## Task requirements
Each record must appear in the answer exactly as given.

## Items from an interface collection

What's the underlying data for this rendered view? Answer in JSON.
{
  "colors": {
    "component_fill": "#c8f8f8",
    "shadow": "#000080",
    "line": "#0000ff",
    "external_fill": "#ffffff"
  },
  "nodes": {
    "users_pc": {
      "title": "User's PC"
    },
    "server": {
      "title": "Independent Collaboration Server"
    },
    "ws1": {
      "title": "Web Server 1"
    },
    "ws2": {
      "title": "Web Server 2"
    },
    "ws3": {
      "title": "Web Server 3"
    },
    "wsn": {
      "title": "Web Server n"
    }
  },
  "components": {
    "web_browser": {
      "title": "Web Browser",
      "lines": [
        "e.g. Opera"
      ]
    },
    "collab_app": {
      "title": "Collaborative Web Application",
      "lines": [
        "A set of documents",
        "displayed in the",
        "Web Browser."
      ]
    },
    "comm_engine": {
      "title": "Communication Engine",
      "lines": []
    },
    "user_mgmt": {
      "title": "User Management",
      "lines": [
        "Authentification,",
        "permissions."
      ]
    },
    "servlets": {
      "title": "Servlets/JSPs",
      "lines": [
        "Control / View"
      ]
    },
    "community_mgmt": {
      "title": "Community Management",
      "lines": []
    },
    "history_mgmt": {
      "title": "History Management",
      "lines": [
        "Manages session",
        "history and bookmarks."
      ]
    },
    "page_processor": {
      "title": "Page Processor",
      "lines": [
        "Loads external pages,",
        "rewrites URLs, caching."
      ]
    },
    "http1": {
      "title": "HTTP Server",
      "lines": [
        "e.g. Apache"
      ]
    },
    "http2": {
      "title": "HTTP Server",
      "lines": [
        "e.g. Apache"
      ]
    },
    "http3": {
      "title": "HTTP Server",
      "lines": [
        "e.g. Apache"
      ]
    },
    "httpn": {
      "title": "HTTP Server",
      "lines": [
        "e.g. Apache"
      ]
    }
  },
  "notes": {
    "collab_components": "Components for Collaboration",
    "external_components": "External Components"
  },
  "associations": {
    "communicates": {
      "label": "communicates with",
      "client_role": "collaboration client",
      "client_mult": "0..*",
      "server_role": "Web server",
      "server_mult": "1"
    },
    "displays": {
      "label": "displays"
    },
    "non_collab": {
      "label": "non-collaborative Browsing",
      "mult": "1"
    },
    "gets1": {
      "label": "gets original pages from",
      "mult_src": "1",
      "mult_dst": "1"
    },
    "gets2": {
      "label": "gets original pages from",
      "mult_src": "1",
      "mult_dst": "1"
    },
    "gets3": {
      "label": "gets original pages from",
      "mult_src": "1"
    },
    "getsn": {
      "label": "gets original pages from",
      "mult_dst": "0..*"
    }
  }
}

## Task answer
What's the underlying data for this rendered view? Answer in JSON.
{
  "colors": {
    "component_fill": "#c8f8f8",
    "shadow": "#000080",
    "line": "#0000ff",
    "external_fill": "#ffffff"
  },
  "nodes": {
    "users_pc": {
      "title": "User's PC"
    },
    "server": {
      "title": "Independent Collaboration Server"
    },
    "ws1": {
      "title": "Web Server 1"
    },
    "ws2": {
      "title": "Web Server 2"
    },
    "ws3": {
      "title": "Web Server 3"
    },
    "wsn": {
      "title": "Web Server n"
    }
  },
  "components": {
    "web_browser": {
      "title": "Web Browser",
      "lines": [
        "e.g. Opera"
      ]
    },
    "collab_app": {
      "title": "Collaborative Web Application",
      "lines": [
        "A set of documents",
        "displayed in the",
        "Web Browser."
      ]
    },
    "comm_engine": {
      "title": "Communication Engine",
      "lines": []
    },
    "user_mgmt": {
      "title": "User Management",
      "lines": [
        "Authentification,",
        "permissions."
      ]
    },
    "servlets": {
      "title": "Servlets/JSPs",
      "lines": [
        "Control / View"
      ]
    },
    "community_mgmt": {
      "title": "Community Management",
      "lines": []
    },
    "history_mgmt": {
      "title": "History Management",
      "lines": [
        "Manages session",
        "history and bookmarks."
      ]
    },
    "page_processor": {
      "title": "Page Processor",
      "lines": [
        "Loads external pages,",
        "rewrites URLs, caching."
      ]
    },
    "http1": {
      "title": "HTTP Server",
      "lines": [
        "e.g. Apache"
      ]
    },
    "http2": {
      "title": "HTTP Server",
      "lines": [
        "e.g. Apache"
      ]
    },
    "http3": {
      "title": "HTTP Server",
      "lines": [
        "e.g. Apache"
      ]
    },
    "httpn": {
      "title": "HTTP Server",
      "lines": [
        "e.g. Apache"
      ]
    }
  },
  "notes": {
    "collab_components": "Components for Collaboration",
    "external_components": "External Components"
  },
  "associations": {
    "communicates": {
      "label": "communicates with",
      "client_role": "collaboration client",
      "client_mult": "0..*",
      "server_role": "Web server",
      "server_mult": "1"
    },
    "displays": {
      "label": "displays"
    },
    "non_collab": {
      "label": "non-collaborative Browsing",
      "mult": "1"
    },
    "gets1": {
      "label": "gets original pages from",
      "mult_src": "1",
      "mult_dst": "1"
    },
    "gets2": {
      "label": "gets original pages from",
      "mult_src": "1",
      "mult_dst": "1"
    },
    "gets3": {
      "label": "gets original pages from",
      "mult_src": "1"
    },
    "getsn": {
      "label": "gets original pages from",
      "mult_dst": "0..*"
    }
  }
}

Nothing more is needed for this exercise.